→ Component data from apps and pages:
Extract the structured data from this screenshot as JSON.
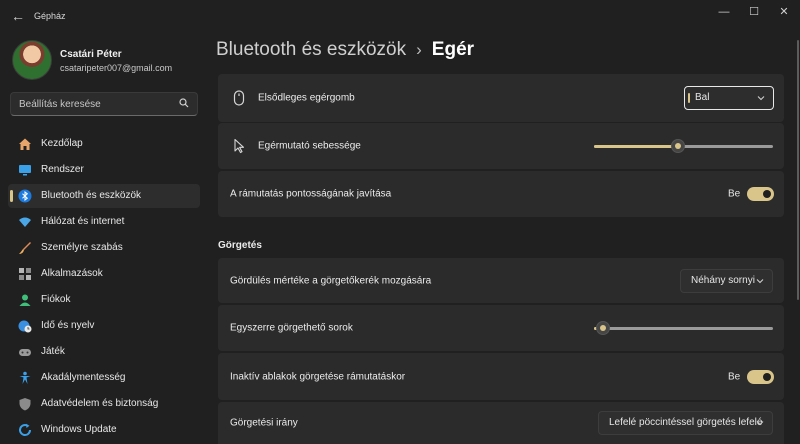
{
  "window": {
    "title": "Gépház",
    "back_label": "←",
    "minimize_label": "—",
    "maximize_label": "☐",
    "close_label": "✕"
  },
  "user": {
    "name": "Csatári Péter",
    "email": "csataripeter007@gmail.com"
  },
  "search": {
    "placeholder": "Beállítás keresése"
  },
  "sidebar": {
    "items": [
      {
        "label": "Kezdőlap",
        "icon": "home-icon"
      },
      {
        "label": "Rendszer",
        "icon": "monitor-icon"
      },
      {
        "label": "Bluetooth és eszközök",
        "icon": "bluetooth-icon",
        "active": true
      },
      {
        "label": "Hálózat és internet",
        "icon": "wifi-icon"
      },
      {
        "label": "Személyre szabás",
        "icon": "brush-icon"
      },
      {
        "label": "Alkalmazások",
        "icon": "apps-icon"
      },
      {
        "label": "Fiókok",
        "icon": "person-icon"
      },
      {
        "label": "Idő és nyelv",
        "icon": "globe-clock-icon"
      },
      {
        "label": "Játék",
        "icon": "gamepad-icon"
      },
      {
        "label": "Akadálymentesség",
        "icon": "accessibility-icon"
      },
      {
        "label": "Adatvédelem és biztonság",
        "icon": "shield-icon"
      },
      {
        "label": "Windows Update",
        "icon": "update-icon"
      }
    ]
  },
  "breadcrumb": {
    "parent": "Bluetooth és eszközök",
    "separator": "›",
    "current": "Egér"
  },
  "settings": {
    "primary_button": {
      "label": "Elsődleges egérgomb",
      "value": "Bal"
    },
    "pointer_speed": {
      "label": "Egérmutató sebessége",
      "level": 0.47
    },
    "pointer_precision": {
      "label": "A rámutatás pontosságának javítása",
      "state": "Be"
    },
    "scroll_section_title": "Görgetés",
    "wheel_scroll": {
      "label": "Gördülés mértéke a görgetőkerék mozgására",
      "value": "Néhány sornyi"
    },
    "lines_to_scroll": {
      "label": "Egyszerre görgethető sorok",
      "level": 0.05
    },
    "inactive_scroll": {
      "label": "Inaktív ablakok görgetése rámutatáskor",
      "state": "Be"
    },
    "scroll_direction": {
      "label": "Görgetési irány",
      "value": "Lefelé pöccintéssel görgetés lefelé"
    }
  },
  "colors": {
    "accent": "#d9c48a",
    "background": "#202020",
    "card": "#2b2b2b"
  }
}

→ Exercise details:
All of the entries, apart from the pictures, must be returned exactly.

→ Problem solution:
Extract the structured data from this screenshot as JSON.
{
  "window": {
    "title": "Gépház",
    "back_label": "←",
    "minimize_label": "—",
    "maximize_label": "☐",
    "close_label": "✕"
  },
  "user": {
    "name": "Csatári Péter",
    "email": "csataripeter007@gmail.com"
  },
  "search": {
    "placeholder": "Beállítás keresése"
  },
  "sidebar": {
    "items": [
      {
        "label": "Kezdőlap",
        "icon": "home-icon"
      },
      {
        "label": "Rendszer",
        "icon": "monitor-icon"
      },
      {
        "label": "Bluetooth és eszközök",
        "icon": "bluetooth-icon",
        "active": true
      },
      {
        "label": "Hálózat és internet",
        "icon": "wifi-icon"
      },
      {
        "label": "Személyre szabás",
        "icon": "brush-icon"
      },
      {
        "label": "Alkalmazások",
        "icon": "apps-icon"
      },
      {
        "label": "Fiókok",
        "icon": "person-icon"
      },
      {
        "label": "Idő és nyelv",
        "icon": "globe-clock-icon"
      },
      {
        "label": "Játék",
        "icon": "gamepad-icon"
      },
      {
        "label": "Akadálymentesség",
        "icon": "accessibility-icon"
      },
      {
        "label": "Adatvédelem és biztonság",
        "icon": "shield-icon"
      },
      {
        "label": "Windows Update",
        "icon": "update-icon"
      }
    ]
  },
  "breadcrumb": {
    "parent": "Bluetooth és eszközök",
    "separator": "›",
    "current": "Egér"
  },
  "settings": {
    "primary_button": {
      "label": "Elsődleges egérgomb",
      "value": "Bal"
    },
    "pointer_speed": {
      "label": "Egérmutató sebessége",
      "level": 0.47
    },
    "pointer_precision": {
      "label": "A rámutatás pontosságának javítása",
      "state": "Be"
    },
    "scroll_section_title": "Görgetés",
    "wheel_scroll": {
      "label": "Gördülés mértéke a görgetőkerék mozgására",
      "value": "Néhány sornyi"
    },
    "lines_to_scroll": {
      "label": "Egyszerre görgethető sorok",
      "level": 0.05
    },
    "inactive_scroll": {
      "label": "Inaktív ablakok görgetése rámutatáskor",
      "state": "Be"
    },
    "scroll_direction": {
      "label": "Görgetési irány",
      "value": "Lefelé pöccintéssel görgetés lefelé"
    }
  },
  "colors": {
    "accent": "#d9c48a",
    "background": "#202020",
    "card": "#2b2b2b"
  }
}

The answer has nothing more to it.